What kind of needs your business requires
Depending utterly on your logistical needs, choosing a premise should be about adequately supplying for your business’ specific criteria. You’ll need to decide what kind of room you’ll need, which means this will include calculating how many orders you get and how large each product is. Additionally, you’ll need an on-site office to conduct meetings such as investment negotiations and tours of your real-world business. You may not be using this space to hold interviews or board discussions, however, the outside land such as a parking lot, dumpsters, skips, etc., will also need to consider when buying your property. You will also need to take into account the extensive storage space the property is capable of. Regardless of whether the building is modern or not, you must inspect the structure, for cracks in the ceiling or walls, any leakages, and flooding, polluted air or soil in or surrounding the property.
Manufacturing facilities are mainly for businesses which are large or small businesses that are expanding to medium sized companies. They’re large enough for production lines, whereby the main use for such commercial real estate to build large products at various stages of completion. Large robotics that runs on electric power from the grid can be fitted in the factory which allows them to perform major steps in bringing an idea to life. Regulating temperatures and gases used to power the many workstations requires governmental or regional manufacturing laws to be adhered to and use dispersion technology such as a thermal flow switch. The correct temperatures of water used for cooling machinery or gas flow used for powering welding or other heating operation need to be monitored with such practices. Manufacturing factories have lineups and belts where the creation of a product goes through inspection and packaging simultaneously. Thus a lot of staff can be hired with very spacious surroundings to work and move freely, but also different levels of assembling can be carried out all in one location.
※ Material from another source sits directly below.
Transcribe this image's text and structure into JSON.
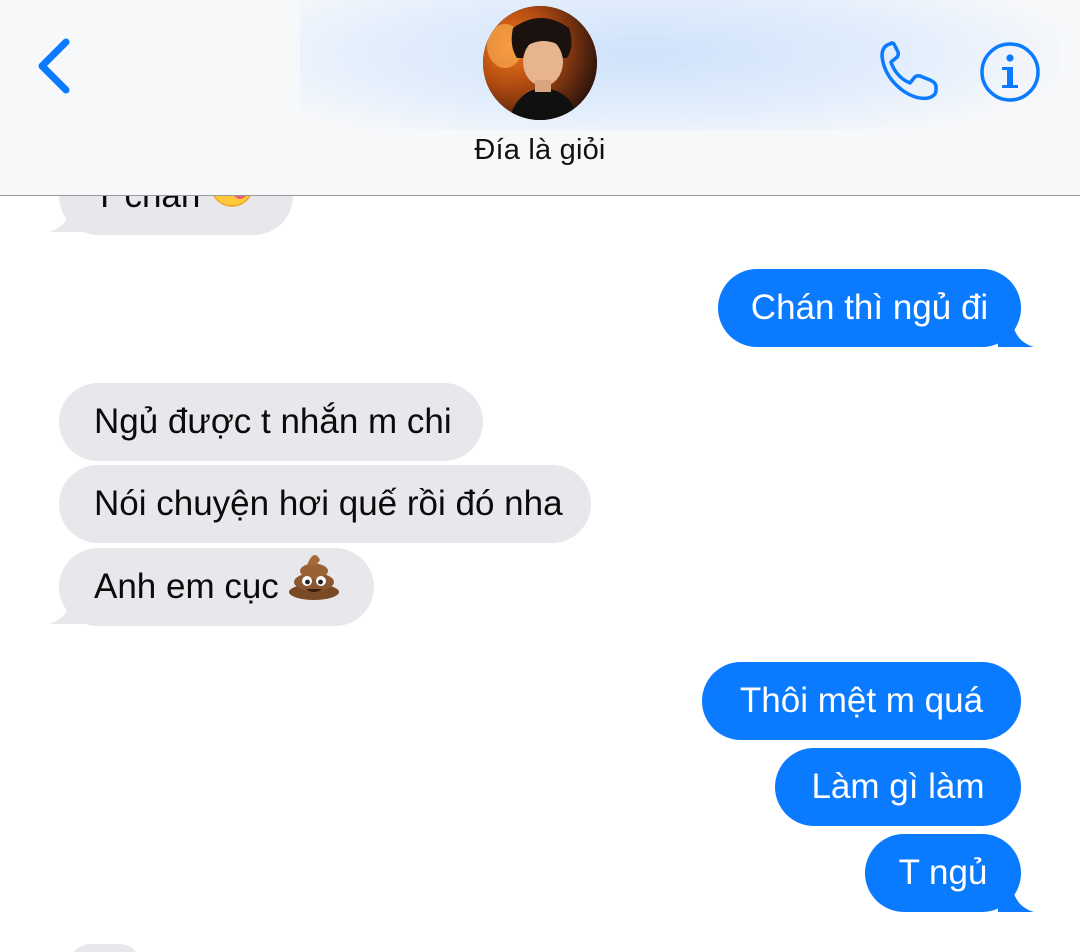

If you’re a small business the first step on the road of expansion that will be affordable will be an industrial unit. Rather than a large space, you’re going to be looking for something that can house a workshop or amateur office area. Industrial units are a one-floor open space that is perfect for a small business looking to set up its own manufacturing facility. The unit won’t be big enough to set up a major operation, but it’s cost effective when starting something like a family business. Depending on the state regulations, an industrial unit also known as a warehouse, will be around 2500sq-ft, perfect space for machine tools, stacks of products waiting to be shipped off, storage of merchandise and workshops. Units also possess docking bays for trucks and forklifts to load and unload, as well as rolling shutters at the front and back as access points.
Industries need goods to be transported on time and with care and diligence. Most industrial estates are built to accommodate large trucks, vans, and 18-wheelers so that the collections and deliveries can be made in bulk installments. However, factories are large and have docking stations that have ramps, electrical lifting floors and wider footpaths for employees to load onto vehicles. Volume matters because time is money, and you don’t want to spend too much time loading up, while another batch is being held in waiting. Industrial units are inferior in that regard but are more inclined to the small business. Factories are a must if you’re expanding because you will have full control over the birth of your product cutting out a third-party.